What is expected: Find the word "rest" below. Copy each line that has it.

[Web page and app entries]
____
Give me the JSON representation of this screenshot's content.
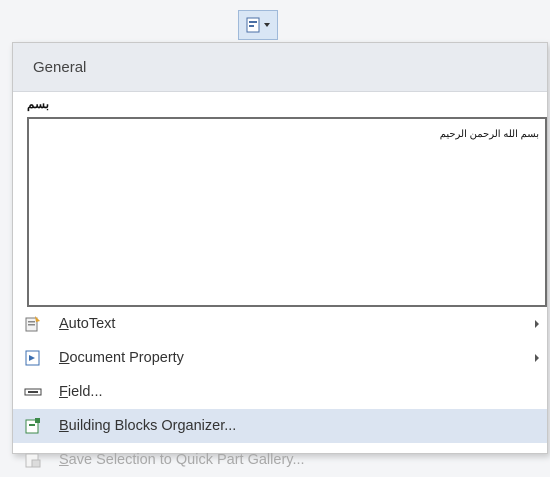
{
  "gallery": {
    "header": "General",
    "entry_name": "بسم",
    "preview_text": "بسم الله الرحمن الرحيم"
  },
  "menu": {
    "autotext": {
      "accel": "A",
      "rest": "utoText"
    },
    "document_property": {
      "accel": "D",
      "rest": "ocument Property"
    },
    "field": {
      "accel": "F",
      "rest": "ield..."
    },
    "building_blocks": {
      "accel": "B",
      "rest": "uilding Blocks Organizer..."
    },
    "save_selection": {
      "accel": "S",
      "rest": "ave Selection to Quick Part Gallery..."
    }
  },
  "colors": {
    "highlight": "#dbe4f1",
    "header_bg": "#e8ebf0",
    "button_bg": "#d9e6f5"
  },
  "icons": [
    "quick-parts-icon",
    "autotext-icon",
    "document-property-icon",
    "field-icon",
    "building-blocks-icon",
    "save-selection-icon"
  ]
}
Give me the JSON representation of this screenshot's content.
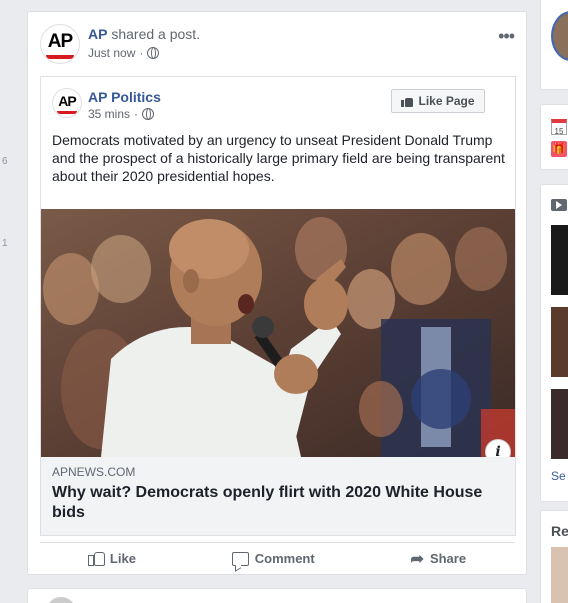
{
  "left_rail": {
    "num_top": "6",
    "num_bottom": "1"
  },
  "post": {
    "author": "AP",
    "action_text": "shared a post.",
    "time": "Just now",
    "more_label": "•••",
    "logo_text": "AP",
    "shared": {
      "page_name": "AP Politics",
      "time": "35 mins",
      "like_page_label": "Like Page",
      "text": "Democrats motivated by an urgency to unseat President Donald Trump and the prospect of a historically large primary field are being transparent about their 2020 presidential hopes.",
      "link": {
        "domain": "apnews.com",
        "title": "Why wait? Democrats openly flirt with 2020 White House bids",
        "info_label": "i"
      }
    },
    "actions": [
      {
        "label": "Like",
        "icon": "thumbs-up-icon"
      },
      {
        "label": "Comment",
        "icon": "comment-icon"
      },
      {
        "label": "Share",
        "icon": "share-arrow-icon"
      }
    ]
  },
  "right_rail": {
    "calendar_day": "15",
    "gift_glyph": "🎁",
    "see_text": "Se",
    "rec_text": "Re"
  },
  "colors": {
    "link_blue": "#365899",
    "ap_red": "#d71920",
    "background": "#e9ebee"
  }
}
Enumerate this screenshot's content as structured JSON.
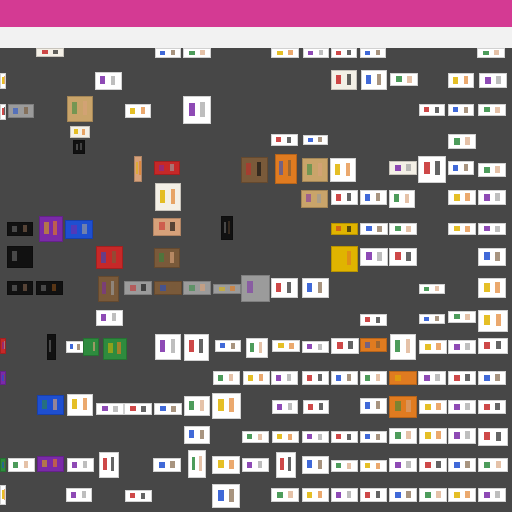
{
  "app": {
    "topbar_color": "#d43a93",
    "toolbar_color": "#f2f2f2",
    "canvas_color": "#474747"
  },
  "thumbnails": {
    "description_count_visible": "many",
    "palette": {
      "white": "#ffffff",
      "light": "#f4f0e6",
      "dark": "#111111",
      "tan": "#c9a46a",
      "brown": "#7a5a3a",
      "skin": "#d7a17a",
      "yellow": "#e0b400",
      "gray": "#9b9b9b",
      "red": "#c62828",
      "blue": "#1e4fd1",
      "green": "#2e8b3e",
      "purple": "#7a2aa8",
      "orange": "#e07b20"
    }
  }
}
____
Task answer:
      "rest": "utoText"
      "rest": "ocument Property"
      "rest": "ield..."
      "rest": "uilding Blocks Organizer..."
      "rest": "ave Selection to Quick Part Gallery..."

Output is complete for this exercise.